## YOUR ASSIGNMENT
Lines with "label": state how many there are in the records below, and nothing else.

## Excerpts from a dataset
..........

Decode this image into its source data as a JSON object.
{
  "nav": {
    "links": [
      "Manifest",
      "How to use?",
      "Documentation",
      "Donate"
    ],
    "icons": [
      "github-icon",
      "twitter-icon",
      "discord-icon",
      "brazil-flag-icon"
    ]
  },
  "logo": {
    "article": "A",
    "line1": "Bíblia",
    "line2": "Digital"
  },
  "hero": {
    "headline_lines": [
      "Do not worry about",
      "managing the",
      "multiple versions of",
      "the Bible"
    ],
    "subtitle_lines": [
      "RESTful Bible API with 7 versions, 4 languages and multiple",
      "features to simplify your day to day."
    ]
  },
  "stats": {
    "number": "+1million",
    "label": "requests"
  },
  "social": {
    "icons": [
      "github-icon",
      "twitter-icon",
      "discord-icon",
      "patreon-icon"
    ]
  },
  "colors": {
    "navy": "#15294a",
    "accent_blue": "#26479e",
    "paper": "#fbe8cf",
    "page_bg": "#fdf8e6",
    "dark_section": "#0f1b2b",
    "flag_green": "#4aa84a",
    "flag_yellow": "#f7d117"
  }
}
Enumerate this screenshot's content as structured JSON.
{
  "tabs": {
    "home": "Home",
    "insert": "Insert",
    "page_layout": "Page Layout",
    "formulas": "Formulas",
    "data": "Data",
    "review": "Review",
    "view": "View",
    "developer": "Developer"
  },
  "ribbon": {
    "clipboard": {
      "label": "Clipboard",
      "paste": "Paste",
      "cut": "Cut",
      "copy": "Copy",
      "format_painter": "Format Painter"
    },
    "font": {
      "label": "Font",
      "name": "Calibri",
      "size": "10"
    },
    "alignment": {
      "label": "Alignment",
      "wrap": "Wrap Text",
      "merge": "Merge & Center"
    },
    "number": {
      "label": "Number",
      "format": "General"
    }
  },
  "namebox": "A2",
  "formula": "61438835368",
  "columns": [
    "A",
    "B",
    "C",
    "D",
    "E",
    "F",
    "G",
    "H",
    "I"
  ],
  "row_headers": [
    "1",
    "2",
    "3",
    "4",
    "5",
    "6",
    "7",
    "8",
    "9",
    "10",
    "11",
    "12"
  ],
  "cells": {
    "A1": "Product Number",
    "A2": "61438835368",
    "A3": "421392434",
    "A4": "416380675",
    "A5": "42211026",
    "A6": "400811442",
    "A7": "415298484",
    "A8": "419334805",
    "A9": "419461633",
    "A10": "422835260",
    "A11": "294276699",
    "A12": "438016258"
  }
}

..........

## ANSWER SPACE
5